* **EXERCISE BRIEF**
From the listing below, pull out the lines that hold "name".

* **RECORDS SHOWN**
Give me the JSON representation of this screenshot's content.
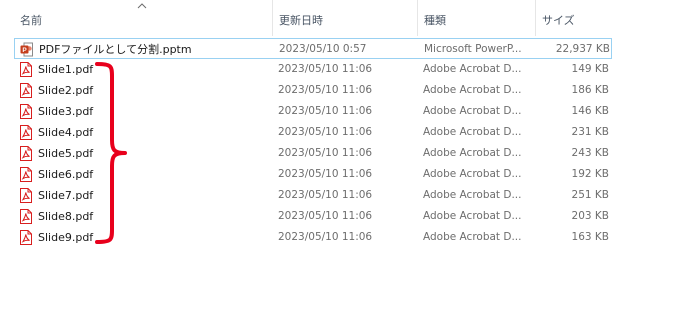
{
  "columns": {
    "name": "名前",
    "date": "更新日時",
    "type": "種類",
    "size": "サイズ"
  },
  "colors": {
    "selection_border": "#99d1f2",
    "pdf_red": "#d81e1e",
    "ppt_orange": "#c43e1c",
    "brace_red": "#e8001c"
  },
  "files": [
    {
      "name": "PDFファイルとして分割.pptm",
      "date": "2023/05/10 0:57",
      "type": "Microsoft PowerP...",
      "size": "22,937 KB",
      "icon": "powerpoint-file-icon"
    },
    {
      "name": "Slide1.pdf",
      "date": "2023/05/10 11:06",
      "type": "Adobe Acrobat D...",
      "size": "149 KB",
      "icon": "pdf-file-icon"
    },
    {
      "name": "Slide2.pdf",
      "date": "2023/05/10 11:06",
      "type": "Adobe Acrobat D...",
      "size": "186 KB",
      "icon": "pdf-file-icon"
    },
    {
      "name": "Slide3.pdf",
      "date": "2023/05/10 11:06",
      "type": "Adobe Acrobat D...",
      "size": "146 KB",
      "icon": "pdf-file-icon"
    },
    {
      "name": "Slide4.pdf",
      "date": "2023/05/10 11:06",
      "type": "Adobe Acrobat D...",
      "size": "231 KB",
      "icon": "pdf-file-icon"
    },
    {
      "name": "Slide5.pdf",
      "date": "2023/05/10 11:06",
      "type": "Adobe Acrobat D...",
      "size": "243 KB",
      "icon": "pdf-file-icon"
    },
    {
      "name": "Slide6.pdf",
      "date": "2023/05/10 11:06",
      "type": "Adobe Acrobat D...",
      "size": "192 KB",
      "icon": "pdf-file-icon"
    },
    {
      "name": "Slide7.pdf",
      "date": "2023/05/10 11:06",
      "type": "Adobe Acrobat D...",
      "size": "251 KB",
      "icon": "pdf-file-icon"
    },
    {
      "name": "Slide8.pdf",
      "date": "2023/05/10 11:06",
      "type": "Adobe Acrobat D...",
      "size": "203 KB",
      "icon": "pdf-file-icon"
    },
    {
      "name": "Slide9.pdf",
      "date": "2023/05/10 11:06",
      "type": "Adobe Acrobat D...",
      "size": "163 KB",
      "icon": "pdf-file-icon"
    }
  ]
}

* **ANSWER BOX**
    "name": "名前",
      "name": "PDFファイルとして分割.pptm",
      "name": "Slide1.pdf",
      "name": "Slide2.pdf",
      "name": "Slide3.pdf",
      "name": "Slide4.pdf",
      "name": "Slide5.pdf",
      "name": "Slide6.pdf",
      "name": "Slide7.pdf",
      "name": "Slide8.pdf",
      "name": "Slide9.pdf",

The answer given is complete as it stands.